Ole Seidenberg - in Bonn, Germany

Delegates from 182 nations are gathering in Bonn, Germany, today to start discussions on negotiating texts which could form the basis of an ambitious United Nations-backed climate change deal to slash greenhouse gas emissions, expected to be clinched in Copenhagen in December this year.

The two-week Bonn talks, the second round of UN climate change talks this year, are expected to draw over 4,000 participants, including representatives from governments, the private sector, environmental organisations and research institutions - and rightly so. The decisions made in the next two weeks could make or break the chance of a successful new pact that is intended to succeed the Kyoto Protocol, whose first commitment period ends in 2012.

Unfortunately, recent events have left Non Governmental Organisation-observers and other experts with little reason to believe that so called Annex 1 countries are serious about achieving an ambitious outcome in Copenhagen. Many of the most developed countries, including Australia, Canada and Japan, obviously feel far too comfortable with limiting Global Warming to a maximum of 3 ° Celsius.  

On the other hand, developing countries know and know well that it is no longer up to us to speculate on the appropriate level of CO-2 Emission reduction, but that we should rather do whatever possible to prevent what still can be prevented.

Just in time for the Bonn talks, Kofi Annan's Global Humanitarian Forum in Geneva has released a report that reveals that already, each year climate change is responsible for a massive 300,000 deaths and costs the world in excess of $125bn   - more than all the current world aid.

Even more serious though is the fact that 99% of deaths from weather-related disasters are in developing countries. Yet the twelve countries least at risk have made $72bn available for their own adaptation needs while pledging only $400m to help the most vulnerable countries, the hardest hit by climate change, though having done the least to cause it.
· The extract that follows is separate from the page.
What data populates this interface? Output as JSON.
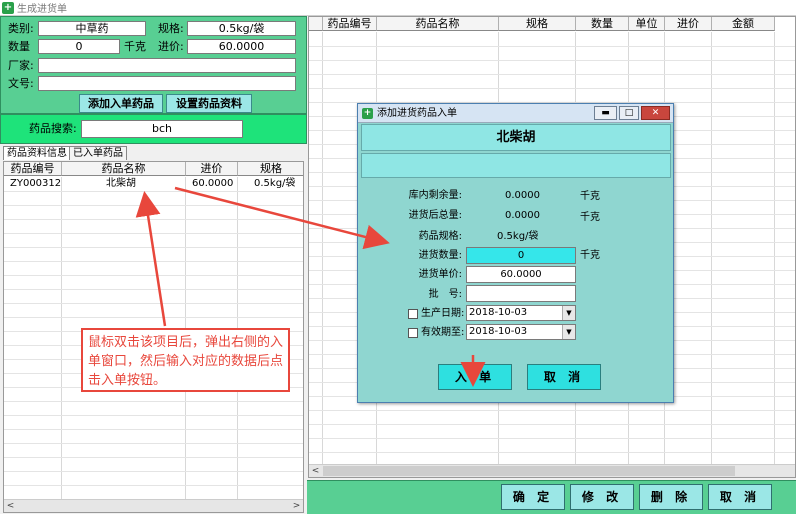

Being an observer of the Bonn talks I am just beginning to realise the scope of what is going on here - and what many leading nations are missing. More than any other conflict or crisis that our world has faced before, this one needs a solution that can be calculated, but certainly hardly negotiated.  

As the chair of the IPCC (International Panel on Climate Change), Dr. Rajendra Pachauri, puts it: "Four billion people are vulnerable now and 500 million are at extreme risk due to climate change. The scale of devastation is so great that it is hard to believe the truth behind it, or how it is possible that so many people remain ignorant of this crisis."